Extract all of the entries and give them again, word for word.

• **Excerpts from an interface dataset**
·····

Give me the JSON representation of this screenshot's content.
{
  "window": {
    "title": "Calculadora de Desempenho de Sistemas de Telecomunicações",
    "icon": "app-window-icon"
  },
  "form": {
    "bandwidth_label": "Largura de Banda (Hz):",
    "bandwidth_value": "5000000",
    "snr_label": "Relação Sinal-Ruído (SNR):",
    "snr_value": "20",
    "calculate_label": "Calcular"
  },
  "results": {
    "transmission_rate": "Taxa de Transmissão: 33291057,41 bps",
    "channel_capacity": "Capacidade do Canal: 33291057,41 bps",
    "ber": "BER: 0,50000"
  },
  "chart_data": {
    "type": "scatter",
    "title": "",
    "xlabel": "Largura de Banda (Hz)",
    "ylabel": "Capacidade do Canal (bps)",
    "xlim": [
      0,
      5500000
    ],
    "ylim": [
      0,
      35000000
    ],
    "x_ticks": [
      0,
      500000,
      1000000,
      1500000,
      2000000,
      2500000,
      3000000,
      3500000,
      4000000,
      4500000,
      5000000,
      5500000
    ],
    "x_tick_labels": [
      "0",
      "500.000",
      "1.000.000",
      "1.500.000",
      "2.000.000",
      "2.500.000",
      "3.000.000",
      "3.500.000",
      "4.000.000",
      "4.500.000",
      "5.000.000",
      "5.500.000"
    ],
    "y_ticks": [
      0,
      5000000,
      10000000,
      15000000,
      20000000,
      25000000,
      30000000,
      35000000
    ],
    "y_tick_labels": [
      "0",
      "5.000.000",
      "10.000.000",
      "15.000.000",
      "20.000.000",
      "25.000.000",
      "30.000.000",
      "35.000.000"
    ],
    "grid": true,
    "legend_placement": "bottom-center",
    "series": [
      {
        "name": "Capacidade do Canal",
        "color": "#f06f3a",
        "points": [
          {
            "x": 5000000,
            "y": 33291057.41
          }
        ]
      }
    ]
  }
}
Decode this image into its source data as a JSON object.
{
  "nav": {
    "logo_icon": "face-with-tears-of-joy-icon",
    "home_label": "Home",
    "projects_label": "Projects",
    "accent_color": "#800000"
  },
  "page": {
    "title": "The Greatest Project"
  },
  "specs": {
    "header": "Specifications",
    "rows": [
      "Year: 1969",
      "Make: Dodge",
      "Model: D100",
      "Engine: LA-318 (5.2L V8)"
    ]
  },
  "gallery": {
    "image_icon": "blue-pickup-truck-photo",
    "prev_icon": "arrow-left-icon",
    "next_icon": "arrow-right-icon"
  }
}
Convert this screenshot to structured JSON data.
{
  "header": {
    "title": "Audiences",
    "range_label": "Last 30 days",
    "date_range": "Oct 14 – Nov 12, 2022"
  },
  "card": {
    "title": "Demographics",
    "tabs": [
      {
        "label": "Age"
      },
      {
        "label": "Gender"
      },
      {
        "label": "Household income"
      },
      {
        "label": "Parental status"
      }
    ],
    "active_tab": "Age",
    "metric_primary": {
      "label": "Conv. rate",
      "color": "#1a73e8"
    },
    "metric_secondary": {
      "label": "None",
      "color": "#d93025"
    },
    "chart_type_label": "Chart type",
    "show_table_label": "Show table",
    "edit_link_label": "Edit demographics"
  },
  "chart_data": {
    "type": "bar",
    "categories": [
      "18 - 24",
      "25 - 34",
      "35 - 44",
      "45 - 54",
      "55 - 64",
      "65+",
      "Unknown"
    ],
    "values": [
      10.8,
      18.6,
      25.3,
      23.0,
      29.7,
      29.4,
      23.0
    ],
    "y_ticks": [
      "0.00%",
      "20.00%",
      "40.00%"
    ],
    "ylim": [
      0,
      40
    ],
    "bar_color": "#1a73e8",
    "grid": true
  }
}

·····

• **Exercise result**
Give me the JSON representation of this screenshot's content.
{
  "window": {
    "title": "Calculadora de Desempenho de Sistemas de Telecomunicações",
    "icon": "app-window-icon"
  },
  "form": {
    "bandwidth_label": "Largura de Banda (Hz):",
    "bandwidth_value": "5000000",
    "snr_label": "Relação Sinal-Ruído (SNR):",
    "snr_value": "20",
    "calculate_label": "Calcular"
  },
  "results": {
    "transmission_rate": "Taxa de Transmissão: 33291057,41 bps",
    "channel_capacity": "Capacidade do Canal: 33291057,41 bps",
    "ber": "BER: 0,50000"
  },
  "chart_data": {
    "type": "scatter",
    "title": "",
    "xlabel": "Largura de Banda (Hz)",
    "ylabel": "Capacidade do Canal (bps)",
    "xlim": [
      0,
      5500000
    ],
    "ylim": [
      0,
      35000000
    ],
    "x_ticks": [
      0,
      500000,
      1000000,
      1500000,
      2000000,
      2500000,
      3000000,
      3500000,
      4000000,
      4500000,
      5000000,
      5500000
    ],
    "x_tick_labels": [
      "0",
      "500.000",
      "1.000.000",
      "1.500.000",
      "2.000.000",
      "2.500.000",
      "3.000.000",
      "3.500.000",
      "4.000.000",
      "4.500.000",
      "5.000.000",
      "5.500.000"
    ],
    "y_ticks": [
      0,
      5000000,
      10000000,
      15000000,
      20000000,
      25000000,
      30000000,
      35000000
    ],
    "y_tick_labels": [
      "0",
      "5.000.000",
      "10.000.000",
      "15.000.000",
      "20.000.000",
      "25.000.000",
      "30.000.000",
      "35.000.000"
    ],
    "grid": true,
    "legend_placement": "bottom-center",
    "series": [
      {
        "name": "Capacidade do Canal",
        "color": "#f06f3a",
        "points": [
          {
            "x": 5000000,
            "y": 33291057.41
          }
        ]
      }
    ]
  }
}
Decode this image into its source data as a JSON object.
{
  "nav": {
    "logo_icon": "face-with-tears-of-joy-icon",
    "home_label": "Home",
    "projects_label": "Projects",
    "accent_color": "#800000"
  },
  "page": {
    "title": "The Greatest Project"
  },
  "specs": {
    "header": "Specifications",
    "rows": [
      "Year: 1969",
      "Make: Dodge",
      "Model: D100",
      "Engine: LA-318 (5.2L V8)"
    ]
  },
  "gallery": {
    "image_icon": "blue-pickup-truck-photo",
    "prev_icon": "arrow-left-icon",
    "next_icon": "arrow-right-icon"
  }
}
Convert this screenshot to structured JSON data.
{
  "header": {
    "title": "Audiences",
    "range_label": "Last 30 days",
    "date_range": "Oct 14 – Nov 12, 2022"
  },
  "card": {
    "title": "Demographics",
    "tabs": [
      {
        "label": "Age"
      },
      {
        "label": "Gender"
      },
      {
        "label": "Household income"
      },
      {
        "label": "Parental status"
      }
    ],
    "active_tab": "Age",
    "metric_primary": {
      "label": "Conv. rate",
      "color": "#1a73e8"
    },
    "metric_secondary": {
      "label": "None",
      "color": "#d93025"
    },
    "chart_type_label": "Chart type",
    "show_table_label": "Show table",
    "edit_link_label": "Edit demographics"
  },
  "chart_data": {
    "type": "bar",
    "categories": [
      "18 - 24",
      "25 - 34",
      "35 - 44",
      "45 - 54",
      "55 - 64",
      "65+",
      "Unknown"
    ],
    "values": [
      10.8,
      18.6,
      25.3,
      23.0,
      29.7,
      29.4,
      23.0
    ],
    "y_ticks": [
      "0.00%",
      "20.00%",
      "40.00%"
    ],
    "ylim": [
      0,
      40
    ],
    "bar_color": "#1a73e8",
    "grid": true
  }
}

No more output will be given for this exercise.